Thomas Swahn talks at NNUM

The head of Myfab, Thomas Swahn, welcomes the attendees at the third NNUM.

300 visited third Nordic Nanolab User Meeting

​A year later than originally planned for, the third Nordic Nanolab User Meeting (NNUM) took place at Chalmers on May 5-6. Nearly 300 users of Nordic universities' nanofabrication laboratories had the opportunity to meet, take part in lectures and tutorials, and discuss research ideas and results with each other.
"The most important signal we send is that there will always be better results if we do things together," says Thomas Swahn, head of Myfab, the Swedish infrastructure that includes Myfab Chalmers, the nanotechnology laboratory at MC2.
​The user meeting NNUM took off in Trondheim in 2017. In 2019, the meeting was held in Copenhagen, and in 2021 it was Gothenburg and Chalmers' turn to run the show. When the pandemic meant that the user meeting could not be arranged on site, the organizers chose to postpone the physical meeting to 2022.
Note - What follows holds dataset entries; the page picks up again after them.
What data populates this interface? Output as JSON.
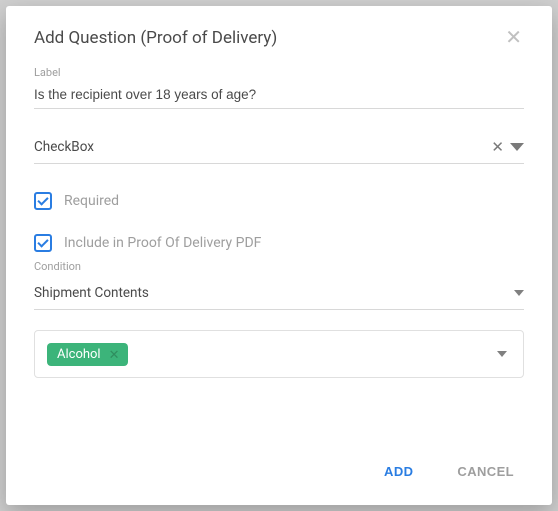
{
  "modal": {
    "title": "Add Question (Proof of Delivery)"
  },
  "form": {
    "label_caption": "Label",
    "label_value": "Is the recipient over 18 years of age?",
    "type_value": "CheckBox",
    "required_label": "Required",
    "required_checked": true,
    "include_pdf_label": "Include in Proof Of Delivery PDF",
    "include_pdf_checked": true,
    "condition_caption": "Condition",
    "condition_value": "Shipment Contents",
    "tags": [
      {
        "name": "Alcohol"
      }
    ]
  },
  "buttons": {
    "add": "ADD",
    "cancel": "CANCEL"
  }
}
Nearly 300 people from all over the Nordic region participated during the two days. In his role as head of Myfab, Thomas Swahn was the one responsible for arranging NNUM in 2022, and he is more than pleased with the outcome.

"The most important thing is to present the labs, and what we are capable of doing", says Thomas Swahn. "The meeting works as a good opportunity for interaction, where we learn from each other and can find synergies. 'Come here and test your ideas!'"

Four different tracks

During the two days, three major presentations were held on the theme of nanoresearch, including one on quantum computers held by Chalmers' Jonas Bylander. Otherwise NNUM was divided into four different thematic tracks with five presentations – tutorials – in each where basic as well as advanced techniques were presented. The meeting participants chose for themselves which track they wanted to attend. The four tracks followed the specializations in nanofabrication work that previously have been established within the Nordic network: characterization, thin film technology, etching and lithography.

"If you're lucky, there might be someone or some people who know the same thing as you, but often there's only one expert in a field. So we did these pretty broad focuses in the expert network", says Thomas Swahn. “All in all, it can be said that the different tracks constituted a smorgasbord of the advanced manufacturing capabilities on the micro and nano scale that the Nordic Nanolab Network offers to researchers and entrepreneurs.”

In addition to presentations and tutorials, a poster competition was organized where researchers had the opportunity to contribute with a research poster that presents results made possible by the researchers having open access to the opportunities offered by the laboratories. Mahdi Shanei, PhD student at the Department of Physics at Chalmers, was one of the three who were awarded a prize for their poster.

Optics and metasurfaces

"I think to have a good poster, we need to chose a single aspect of our research that we can explain fully in a small amount of text and graphics and focus on that alone", he says. "Obviously, passersby will look at the title first, so it is good to make it as interesting and informative as possible."

Mahdi Shanei's research is about optics and metasurfaces. Metasurfaces consist of carefully designed and interacting nanoparticles that can control light in unusual and innovative ways. Future time application areas can be cameras, microscopes, electronic displays and other technology that requires advanced optical components.

"In the presented poster, we investigate the design and fabrication of a compact and contact-less optical tweezer with the use of a metasurface. The introduced metasurface is able to trap and transport microparticles along a straight line in the far-field region. Our work comprises a first demonstration of transporting multiple particles over a wide area using a metasurface-based system", says Mahdi Shanei.

Mahdi Shanei emphasizes the great benefit of meeting other nanofabrication lab users and being able to discuss common research interests with them, and that the large number of participants and the variety of research projects provided opportunities to find projects similar to one's own and have fruitful discussions.

"Although there was an overlap between the thematic tutorial sessions, I found most of them very useful for Myfab users", he says.

About NNUM and Myfab

NNUM bring nanofabrication laboratories at higher education institutions in Sweden, Norway, Denmark, Finland and Iceland together. In addition this year, the University of Riga, was invited as a guest. From Sweden, the university nanofabrication labs that participate are part of the national research infrastructure Myfab: Chalmers, KTH, Lund and Uppsala.


Thomas Swahn, head of Myfab,

Text and photos: Robert Karlsson

Page manager Published: Fri 13 May 2022.